───── Records to use ─────

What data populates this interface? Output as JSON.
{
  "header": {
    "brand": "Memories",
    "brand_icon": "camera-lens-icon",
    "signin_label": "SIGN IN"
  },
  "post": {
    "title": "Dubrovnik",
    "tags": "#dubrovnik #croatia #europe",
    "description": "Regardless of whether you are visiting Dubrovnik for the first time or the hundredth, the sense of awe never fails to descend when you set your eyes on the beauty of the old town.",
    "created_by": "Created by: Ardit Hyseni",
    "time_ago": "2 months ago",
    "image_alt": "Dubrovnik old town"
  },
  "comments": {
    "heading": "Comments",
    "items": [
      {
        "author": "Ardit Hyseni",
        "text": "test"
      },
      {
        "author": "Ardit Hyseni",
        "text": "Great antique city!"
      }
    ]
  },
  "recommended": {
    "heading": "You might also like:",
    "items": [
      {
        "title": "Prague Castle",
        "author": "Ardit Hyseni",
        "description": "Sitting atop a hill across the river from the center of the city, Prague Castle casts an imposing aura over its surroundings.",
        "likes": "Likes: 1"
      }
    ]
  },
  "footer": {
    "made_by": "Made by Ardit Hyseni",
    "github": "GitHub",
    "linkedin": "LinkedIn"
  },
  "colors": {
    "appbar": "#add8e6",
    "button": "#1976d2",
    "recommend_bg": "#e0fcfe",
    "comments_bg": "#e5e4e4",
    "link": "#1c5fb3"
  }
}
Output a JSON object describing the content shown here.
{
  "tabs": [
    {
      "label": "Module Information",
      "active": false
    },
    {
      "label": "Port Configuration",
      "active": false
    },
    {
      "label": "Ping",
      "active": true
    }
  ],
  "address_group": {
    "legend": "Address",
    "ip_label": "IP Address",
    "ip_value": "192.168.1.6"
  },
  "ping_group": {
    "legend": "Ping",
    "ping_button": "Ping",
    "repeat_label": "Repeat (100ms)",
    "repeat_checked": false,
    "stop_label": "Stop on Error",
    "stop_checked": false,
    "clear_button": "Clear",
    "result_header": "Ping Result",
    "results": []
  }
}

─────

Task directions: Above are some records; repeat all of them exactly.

Output for this task:
What data populates this interface? Output as JSON.
{
  "header": {
    "brand": "Memories",
    "brand_icon": "camera-lens-icon",
    "signin_label": "SIGN IN"
  },
  "post": {
    "title": "Dubrovnik",
    "tags": "#dubrovnik #croatia #europe",
    "description": "Regardless of whether you are visiting Dubrovnik for the first time or the hundredth, the sense of awe never fails to descend when you set your eyes on the beauty of the old town.",
    "created_by": "Created by: Ardit Hyseni",
    "time_ago": "2 months ago",
    "image_alt": "Dubrovnik old town"
  },
  "comments": {
    "heading": "Comments",
    "items": [
      {
        "author": "Ardit Hyseni",
        "text": "test"
      },
      {
        "author": "Ardit Hyseni",
        "text": "Great antique city!"
      }
    ]
  },
  "recommended": {
    "heading": "You might also like:",
    "items": [
      {
        "title": "Prague Castle",
        "author": "Ardit Hyseni",
        "description": "Sitting atop a hill across the river from the center of the city, Prague Castle casts an imposing aura over its surroundings.",
        "likes": "Likes: 1"
      }
    ]
  },
  "footer": {
    "made_by": "Made by Ardit Hyseni",
    "github": "GitHub",
    "linkedin": "LinkedIn"
  },
  "colors": {
    "appbar": "#add8e6",
    "button": "#1976d2",
    "recommend_bg": "#e0fcfe",
    "comments_bg": "#e5e4e4",
    "link": "#1c5fb3"
  }
}
Output a JSON object describing the content shown here.
{
  "tabs": [
    {
      "label": "Module Information",
      "active": false
    },
    {
      "label": "Port Configuration",
      "active": false
    },
    {
      "label": "Ping",
      "active": true
    }
  ],
  "address_group": {
    "legend": "Address",
    "ip_label": "IP Address",
    "ip_value": "192.168.1.6"
  },
  "ping_group": {
    "legend": "Ping",
    "ping_button": "Ping",
    "repeat_label": "Repeat (100ms)",
    "repeat_checked": false,
    "stop_label": "Stop on Error",
    "stop_checked": false,
    "clear_button": "Clear",
    "result_header": "Ping Result",
    "results": []
  }
}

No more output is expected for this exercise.